What you have to do:
If a line in the listing below includes the word "count", pick it out.

::::

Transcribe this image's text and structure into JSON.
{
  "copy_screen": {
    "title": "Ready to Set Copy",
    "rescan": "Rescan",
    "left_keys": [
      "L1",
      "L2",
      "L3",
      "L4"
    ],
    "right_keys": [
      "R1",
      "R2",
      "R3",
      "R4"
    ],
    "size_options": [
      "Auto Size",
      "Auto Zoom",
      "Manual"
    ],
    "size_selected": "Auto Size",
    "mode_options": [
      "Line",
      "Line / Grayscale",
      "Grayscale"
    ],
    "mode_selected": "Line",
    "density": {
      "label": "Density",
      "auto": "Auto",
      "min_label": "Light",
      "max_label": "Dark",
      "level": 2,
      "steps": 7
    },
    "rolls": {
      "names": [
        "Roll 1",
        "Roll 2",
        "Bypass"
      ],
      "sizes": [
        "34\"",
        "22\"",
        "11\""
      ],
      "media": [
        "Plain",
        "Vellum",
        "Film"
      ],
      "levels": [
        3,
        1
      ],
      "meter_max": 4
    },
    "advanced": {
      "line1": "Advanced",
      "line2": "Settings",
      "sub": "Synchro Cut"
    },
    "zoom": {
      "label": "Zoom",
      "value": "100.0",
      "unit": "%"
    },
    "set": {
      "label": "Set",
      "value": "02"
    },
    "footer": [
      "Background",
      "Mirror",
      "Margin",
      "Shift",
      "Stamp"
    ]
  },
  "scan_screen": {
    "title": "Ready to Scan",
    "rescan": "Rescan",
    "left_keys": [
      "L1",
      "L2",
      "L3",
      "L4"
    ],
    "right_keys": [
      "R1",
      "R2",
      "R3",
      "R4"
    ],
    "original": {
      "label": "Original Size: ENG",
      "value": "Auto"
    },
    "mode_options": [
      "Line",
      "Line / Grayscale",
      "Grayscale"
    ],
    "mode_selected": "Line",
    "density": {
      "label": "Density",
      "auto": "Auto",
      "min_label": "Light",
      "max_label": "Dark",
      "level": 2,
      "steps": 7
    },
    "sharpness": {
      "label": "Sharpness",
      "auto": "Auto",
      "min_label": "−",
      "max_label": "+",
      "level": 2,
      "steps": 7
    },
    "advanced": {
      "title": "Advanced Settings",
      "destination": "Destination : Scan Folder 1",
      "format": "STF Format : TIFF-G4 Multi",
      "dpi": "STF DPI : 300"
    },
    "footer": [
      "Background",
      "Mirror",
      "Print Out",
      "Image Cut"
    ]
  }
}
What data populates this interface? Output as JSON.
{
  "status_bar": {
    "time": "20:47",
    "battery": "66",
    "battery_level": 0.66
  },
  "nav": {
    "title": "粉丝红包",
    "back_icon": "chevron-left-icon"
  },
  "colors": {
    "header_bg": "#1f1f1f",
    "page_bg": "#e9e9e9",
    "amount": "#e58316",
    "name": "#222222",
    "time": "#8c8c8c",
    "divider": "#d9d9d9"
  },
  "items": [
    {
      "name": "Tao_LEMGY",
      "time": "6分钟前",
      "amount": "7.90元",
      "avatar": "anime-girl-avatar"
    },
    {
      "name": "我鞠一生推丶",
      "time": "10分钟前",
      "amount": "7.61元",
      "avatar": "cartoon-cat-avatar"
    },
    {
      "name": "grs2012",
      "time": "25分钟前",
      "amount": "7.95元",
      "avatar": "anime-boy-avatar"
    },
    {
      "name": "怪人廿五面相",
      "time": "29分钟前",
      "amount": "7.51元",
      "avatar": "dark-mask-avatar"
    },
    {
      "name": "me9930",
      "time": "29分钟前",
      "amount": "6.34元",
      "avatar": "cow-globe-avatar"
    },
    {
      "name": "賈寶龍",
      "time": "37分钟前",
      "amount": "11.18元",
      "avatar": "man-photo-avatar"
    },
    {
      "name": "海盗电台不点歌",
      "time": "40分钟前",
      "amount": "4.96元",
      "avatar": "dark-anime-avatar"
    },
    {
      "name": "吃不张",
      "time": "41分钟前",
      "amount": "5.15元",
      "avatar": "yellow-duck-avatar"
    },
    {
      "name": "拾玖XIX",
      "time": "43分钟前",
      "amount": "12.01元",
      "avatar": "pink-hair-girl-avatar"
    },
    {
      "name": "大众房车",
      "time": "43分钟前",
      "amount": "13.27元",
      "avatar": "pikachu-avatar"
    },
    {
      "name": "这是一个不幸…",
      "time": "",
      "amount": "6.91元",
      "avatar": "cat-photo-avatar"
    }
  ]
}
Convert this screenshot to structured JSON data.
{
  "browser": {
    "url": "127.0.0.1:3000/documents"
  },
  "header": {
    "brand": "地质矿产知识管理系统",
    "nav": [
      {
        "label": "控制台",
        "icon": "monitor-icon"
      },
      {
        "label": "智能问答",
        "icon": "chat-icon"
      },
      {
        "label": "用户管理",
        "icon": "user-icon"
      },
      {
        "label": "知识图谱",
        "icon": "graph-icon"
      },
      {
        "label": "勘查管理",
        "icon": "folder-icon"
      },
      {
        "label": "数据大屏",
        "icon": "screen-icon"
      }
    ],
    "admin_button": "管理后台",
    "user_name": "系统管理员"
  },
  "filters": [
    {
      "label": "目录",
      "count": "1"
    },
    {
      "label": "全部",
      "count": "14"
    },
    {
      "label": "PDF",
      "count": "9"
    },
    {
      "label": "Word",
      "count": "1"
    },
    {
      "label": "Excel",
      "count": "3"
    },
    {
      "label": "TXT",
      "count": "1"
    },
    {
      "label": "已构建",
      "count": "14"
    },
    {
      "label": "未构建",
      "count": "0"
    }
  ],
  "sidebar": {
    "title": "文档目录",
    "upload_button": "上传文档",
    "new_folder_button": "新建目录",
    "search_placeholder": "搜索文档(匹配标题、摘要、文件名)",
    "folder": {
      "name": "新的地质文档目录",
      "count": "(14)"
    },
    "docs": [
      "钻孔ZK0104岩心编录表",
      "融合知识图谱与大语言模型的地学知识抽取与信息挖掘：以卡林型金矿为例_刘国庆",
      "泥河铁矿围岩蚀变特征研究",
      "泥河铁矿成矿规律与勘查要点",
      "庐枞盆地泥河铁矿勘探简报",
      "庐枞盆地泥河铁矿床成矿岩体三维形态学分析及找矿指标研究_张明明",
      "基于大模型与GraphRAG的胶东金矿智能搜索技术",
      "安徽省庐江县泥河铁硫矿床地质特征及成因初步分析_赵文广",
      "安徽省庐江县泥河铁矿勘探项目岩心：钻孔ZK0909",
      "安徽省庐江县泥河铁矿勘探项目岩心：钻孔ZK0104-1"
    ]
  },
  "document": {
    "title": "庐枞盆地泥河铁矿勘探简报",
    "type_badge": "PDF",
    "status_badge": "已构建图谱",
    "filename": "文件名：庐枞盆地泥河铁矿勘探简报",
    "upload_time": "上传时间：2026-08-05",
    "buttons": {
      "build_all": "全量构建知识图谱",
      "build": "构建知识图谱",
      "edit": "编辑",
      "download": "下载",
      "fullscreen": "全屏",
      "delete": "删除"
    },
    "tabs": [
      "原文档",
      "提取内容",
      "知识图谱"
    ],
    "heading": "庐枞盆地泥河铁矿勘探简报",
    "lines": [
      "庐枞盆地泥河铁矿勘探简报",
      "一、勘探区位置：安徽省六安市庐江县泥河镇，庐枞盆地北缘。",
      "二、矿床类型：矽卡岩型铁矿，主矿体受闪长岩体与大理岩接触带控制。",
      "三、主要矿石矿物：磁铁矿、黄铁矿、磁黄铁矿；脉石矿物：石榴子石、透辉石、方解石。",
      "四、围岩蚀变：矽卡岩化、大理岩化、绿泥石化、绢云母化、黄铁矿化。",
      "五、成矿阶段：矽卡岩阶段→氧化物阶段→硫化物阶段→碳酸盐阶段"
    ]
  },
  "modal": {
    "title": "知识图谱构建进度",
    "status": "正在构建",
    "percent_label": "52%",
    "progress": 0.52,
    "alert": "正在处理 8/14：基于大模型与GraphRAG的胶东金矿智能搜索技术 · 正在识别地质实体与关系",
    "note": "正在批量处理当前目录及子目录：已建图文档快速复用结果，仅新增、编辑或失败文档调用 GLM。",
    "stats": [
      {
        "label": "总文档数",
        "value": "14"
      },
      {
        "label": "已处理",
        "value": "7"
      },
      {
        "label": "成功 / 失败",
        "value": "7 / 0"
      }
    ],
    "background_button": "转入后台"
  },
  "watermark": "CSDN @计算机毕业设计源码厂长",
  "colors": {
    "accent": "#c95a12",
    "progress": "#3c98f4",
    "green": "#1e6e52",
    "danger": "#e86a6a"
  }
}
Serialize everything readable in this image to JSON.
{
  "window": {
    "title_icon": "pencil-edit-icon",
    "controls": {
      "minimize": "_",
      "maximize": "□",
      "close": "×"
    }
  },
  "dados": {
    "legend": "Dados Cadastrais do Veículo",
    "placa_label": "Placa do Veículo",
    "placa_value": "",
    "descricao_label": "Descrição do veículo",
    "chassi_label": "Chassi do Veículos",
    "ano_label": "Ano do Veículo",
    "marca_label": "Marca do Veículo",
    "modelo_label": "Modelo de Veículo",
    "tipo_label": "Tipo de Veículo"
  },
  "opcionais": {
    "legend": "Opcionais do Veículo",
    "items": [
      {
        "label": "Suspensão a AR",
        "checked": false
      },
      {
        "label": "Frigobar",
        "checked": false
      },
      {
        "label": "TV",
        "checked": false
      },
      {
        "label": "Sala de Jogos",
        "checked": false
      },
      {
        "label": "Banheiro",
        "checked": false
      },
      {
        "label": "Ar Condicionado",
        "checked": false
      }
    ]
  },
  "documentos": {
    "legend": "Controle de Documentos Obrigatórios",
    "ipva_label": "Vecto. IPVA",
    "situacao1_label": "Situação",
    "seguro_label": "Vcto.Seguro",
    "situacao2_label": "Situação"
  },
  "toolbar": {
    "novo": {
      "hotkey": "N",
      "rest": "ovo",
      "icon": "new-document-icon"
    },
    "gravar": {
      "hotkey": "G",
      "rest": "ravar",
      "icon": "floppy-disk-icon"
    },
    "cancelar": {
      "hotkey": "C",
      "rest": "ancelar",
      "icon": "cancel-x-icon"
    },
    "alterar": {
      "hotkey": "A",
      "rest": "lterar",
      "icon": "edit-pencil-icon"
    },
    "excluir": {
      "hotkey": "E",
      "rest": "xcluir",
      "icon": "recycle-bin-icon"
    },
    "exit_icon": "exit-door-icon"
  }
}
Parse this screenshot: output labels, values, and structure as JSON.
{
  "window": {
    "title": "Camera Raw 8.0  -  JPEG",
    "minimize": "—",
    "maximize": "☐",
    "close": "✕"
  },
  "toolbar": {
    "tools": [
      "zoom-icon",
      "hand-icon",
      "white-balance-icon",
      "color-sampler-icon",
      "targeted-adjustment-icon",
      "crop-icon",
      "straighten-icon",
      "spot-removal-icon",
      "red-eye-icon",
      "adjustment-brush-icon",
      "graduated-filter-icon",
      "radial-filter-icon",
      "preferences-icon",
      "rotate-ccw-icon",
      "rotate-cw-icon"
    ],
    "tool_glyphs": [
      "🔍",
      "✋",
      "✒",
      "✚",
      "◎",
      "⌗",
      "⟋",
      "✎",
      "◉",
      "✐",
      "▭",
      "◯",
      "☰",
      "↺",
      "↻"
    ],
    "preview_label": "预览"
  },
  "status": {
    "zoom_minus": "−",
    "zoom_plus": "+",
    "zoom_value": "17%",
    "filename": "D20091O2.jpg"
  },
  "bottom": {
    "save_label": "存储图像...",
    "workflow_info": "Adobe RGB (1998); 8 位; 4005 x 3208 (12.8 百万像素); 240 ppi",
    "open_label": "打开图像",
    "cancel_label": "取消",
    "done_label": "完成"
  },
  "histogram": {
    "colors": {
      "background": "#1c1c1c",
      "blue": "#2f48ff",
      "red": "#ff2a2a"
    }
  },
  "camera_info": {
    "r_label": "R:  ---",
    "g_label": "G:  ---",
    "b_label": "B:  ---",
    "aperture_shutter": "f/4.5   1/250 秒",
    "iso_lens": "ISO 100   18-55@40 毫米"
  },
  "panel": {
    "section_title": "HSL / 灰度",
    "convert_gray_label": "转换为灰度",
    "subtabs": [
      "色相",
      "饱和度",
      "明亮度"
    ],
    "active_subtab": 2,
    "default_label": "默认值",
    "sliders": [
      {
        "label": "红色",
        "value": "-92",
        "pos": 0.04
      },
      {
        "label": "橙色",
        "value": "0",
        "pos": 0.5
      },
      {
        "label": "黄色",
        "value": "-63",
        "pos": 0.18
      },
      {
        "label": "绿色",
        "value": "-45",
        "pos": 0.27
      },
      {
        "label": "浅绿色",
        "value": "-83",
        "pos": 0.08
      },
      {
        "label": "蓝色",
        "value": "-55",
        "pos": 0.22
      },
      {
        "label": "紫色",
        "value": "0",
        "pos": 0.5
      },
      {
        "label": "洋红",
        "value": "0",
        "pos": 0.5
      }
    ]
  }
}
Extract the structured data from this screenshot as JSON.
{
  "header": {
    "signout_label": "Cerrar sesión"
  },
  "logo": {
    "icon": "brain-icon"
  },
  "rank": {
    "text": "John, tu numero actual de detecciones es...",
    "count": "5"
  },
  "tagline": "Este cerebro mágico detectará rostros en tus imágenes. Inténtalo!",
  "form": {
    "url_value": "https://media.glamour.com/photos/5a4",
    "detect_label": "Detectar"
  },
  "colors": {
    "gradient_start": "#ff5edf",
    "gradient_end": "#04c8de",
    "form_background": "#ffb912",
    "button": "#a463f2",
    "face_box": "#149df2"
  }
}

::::

Response below:
      "count": "1"
      "count": "14"
      "count": "9"
      "count": "1"
      "count": "3"
      "count": "1"
      "count": "14"
      "count": "0"
      "count": "(14)"
    "count": "5"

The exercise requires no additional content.